What you have to do:
Find the lines in the records below that contain "concert", and report each of them.

Provided records:
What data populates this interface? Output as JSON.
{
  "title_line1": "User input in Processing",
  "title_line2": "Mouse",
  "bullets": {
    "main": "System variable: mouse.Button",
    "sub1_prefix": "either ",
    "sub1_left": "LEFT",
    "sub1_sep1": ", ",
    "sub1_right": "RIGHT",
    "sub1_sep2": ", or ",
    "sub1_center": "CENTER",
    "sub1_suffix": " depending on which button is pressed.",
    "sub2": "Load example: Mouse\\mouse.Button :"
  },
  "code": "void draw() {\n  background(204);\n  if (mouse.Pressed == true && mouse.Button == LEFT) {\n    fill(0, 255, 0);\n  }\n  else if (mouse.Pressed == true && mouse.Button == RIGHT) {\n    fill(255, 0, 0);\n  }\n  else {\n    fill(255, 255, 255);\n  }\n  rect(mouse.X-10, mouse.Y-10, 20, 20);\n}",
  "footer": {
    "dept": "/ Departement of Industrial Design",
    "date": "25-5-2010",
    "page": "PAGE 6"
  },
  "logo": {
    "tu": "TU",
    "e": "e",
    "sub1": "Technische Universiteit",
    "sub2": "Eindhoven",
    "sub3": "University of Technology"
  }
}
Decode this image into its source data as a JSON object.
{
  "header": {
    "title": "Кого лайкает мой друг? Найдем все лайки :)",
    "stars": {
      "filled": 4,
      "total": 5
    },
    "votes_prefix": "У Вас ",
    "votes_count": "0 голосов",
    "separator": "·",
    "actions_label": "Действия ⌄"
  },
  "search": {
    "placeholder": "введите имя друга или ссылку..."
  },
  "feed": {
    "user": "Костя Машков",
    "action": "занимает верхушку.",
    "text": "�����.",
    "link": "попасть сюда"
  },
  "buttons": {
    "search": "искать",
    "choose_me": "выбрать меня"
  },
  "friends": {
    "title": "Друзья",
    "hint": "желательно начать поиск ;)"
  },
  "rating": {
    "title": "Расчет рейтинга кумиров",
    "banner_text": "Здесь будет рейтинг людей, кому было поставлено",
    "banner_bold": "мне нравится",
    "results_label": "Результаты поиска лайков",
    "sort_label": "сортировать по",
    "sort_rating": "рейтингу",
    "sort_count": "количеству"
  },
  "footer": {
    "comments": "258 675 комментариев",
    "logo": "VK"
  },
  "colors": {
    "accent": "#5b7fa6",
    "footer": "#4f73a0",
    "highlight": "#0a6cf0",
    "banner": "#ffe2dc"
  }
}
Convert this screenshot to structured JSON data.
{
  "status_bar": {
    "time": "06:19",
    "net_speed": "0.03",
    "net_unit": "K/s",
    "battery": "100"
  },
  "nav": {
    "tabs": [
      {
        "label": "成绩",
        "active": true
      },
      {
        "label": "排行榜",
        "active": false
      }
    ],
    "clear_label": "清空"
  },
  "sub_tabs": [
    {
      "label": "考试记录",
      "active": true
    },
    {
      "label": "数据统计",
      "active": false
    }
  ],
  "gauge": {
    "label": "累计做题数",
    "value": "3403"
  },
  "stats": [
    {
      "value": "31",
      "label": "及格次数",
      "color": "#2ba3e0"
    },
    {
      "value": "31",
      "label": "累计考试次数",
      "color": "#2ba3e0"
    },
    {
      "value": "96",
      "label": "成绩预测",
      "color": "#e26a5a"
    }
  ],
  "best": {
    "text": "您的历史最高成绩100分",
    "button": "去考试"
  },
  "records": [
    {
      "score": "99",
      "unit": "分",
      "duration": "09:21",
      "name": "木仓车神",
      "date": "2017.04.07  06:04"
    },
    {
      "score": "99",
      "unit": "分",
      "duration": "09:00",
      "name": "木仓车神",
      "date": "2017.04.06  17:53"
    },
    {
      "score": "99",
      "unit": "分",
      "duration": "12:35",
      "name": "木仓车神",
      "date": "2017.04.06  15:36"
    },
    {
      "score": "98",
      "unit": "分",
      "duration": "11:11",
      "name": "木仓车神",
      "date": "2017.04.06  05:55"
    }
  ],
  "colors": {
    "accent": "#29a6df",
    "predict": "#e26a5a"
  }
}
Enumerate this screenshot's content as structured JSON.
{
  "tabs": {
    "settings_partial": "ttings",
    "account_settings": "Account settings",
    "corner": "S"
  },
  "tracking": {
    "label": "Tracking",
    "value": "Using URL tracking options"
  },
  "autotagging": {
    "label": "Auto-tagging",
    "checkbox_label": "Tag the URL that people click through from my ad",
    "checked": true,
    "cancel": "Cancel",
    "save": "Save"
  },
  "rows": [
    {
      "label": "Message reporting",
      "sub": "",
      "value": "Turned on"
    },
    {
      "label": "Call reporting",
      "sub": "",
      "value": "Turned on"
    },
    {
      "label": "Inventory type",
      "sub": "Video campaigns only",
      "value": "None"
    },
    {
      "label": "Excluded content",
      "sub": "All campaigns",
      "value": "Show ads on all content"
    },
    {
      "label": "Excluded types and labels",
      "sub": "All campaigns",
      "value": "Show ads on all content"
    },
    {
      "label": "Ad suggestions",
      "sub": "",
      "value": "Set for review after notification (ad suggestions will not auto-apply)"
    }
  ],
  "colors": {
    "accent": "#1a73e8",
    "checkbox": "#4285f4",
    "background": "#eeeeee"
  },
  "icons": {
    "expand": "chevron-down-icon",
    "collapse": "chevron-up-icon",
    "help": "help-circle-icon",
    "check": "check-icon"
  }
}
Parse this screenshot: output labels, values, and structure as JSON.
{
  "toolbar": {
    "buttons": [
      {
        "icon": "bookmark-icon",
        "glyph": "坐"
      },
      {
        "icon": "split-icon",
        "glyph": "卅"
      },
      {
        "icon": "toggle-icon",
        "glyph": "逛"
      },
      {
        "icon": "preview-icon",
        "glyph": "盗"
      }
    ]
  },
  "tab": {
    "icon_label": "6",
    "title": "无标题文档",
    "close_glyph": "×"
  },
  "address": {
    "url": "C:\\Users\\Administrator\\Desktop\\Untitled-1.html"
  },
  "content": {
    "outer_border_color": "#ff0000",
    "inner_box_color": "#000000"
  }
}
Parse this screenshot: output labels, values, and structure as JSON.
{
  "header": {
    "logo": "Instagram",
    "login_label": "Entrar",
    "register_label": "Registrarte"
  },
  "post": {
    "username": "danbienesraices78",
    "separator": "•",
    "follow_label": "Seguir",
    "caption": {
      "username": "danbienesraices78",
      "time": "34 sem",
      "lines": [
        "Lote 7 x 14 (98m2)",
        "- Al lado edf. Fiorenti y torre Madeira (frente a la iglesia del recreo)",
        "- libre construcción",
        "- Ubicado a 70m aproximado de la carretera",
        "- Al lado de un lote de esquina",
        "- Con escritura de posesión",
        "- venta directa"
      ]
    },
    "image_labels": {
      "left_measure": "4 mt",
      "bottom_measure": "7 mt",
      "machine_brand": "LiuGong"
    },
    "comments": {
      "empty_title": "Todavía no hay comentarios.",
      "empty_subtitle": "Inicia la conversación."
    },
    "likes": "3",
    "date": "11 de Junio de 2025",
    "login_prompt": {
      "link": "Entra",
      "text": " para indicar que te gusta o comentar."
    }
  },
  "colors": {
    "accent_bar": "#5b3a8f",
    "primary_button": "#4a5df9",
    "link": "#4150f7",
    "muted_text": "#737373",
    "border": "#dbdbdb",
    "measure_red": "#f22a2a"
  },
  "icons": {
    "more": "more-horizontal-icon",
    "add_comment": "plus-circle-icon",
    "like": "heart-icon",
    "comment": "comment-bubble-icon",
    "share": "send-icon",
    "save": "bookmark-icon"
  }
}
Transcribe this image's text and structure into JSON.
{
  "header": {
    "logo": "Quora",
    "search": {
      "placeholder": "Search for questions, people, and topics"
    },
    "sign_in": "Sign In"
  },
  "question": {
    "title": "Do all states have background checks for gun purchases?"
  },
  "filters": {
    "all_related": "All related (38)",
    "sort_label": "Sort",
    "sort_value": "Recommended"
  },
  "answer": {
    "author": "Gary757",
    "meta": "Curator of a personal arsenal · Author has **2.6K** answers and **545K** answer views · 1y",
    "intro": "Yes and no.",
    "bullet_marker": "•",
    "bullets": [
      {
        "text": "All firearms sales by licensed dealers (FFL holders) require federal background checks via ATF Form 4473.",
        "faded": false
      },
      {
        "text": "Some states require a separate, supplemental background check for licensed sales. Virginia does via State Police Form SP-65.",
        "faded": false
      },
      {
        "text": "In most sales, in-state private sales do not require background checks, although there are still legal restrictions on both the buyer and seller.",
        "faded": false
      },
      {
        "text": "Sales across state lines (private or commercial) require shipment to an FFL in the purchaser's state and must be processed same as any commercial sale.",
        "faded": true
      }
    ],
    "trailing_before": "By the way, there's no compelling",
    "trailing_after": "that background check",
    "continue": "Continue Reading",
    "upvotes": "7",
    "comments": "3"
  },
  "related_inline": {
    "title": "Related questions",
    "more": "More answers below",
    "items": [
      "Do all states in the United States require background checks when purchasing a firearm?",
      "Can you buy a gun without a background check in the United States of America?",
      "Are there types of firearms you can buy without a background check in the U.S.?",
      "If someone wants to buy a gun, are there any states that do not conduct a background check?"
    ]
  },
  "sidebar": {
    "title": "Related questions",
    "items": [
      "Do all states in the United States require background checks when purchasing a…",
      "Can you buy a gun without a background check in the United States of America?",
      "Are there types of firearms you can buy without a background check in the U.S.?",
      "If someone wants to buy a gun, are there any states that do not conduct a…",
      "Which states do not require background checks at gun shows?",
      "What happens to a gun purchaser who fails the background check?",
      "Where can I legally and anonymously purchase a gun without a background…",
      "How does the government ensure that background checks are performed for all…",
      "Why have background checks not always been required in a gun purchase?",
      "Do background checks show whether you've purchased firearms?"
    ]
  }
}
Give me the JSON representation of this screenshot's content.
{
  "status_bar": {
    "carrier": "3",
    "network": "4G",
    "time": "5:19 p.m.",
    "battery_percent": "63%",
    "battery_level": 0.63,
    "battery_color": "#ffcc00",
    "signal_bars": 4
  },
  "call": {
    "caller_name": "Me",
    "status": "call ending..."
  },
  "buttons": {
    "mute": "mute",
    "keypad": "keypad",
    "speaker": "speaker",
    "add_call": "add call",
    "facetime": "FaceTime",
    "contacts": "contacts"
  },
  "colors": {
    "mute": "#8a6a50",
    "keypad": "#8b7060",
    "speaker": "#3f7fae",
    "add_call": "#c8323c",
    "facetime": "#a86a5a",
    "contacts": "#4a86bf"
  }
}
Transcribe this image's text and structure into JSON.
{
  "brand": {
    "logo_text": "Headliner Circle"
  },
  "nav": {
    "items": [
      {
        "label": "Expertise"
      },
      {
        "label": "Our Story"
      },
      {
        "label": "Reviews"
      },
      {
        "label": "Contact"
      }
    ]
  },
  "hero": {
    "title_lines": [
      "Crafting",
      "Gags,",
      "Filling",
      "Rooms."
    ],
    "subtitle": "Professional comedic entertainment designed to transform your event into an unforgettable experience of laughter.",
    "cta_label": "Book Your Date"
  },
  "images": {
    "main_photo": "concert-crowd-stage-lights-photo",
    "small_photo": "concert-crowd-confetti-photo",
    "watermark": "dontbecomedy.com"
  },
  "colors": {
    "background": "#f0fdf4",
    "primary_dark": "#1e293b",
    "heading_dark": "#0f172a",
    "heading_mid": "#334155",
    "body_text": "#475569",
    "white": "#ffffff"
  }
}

Your solution:
    "main_photo": "concert-crowd-stage-lights-photo",
    "small_photo": "concert-crowd-confetti-photo",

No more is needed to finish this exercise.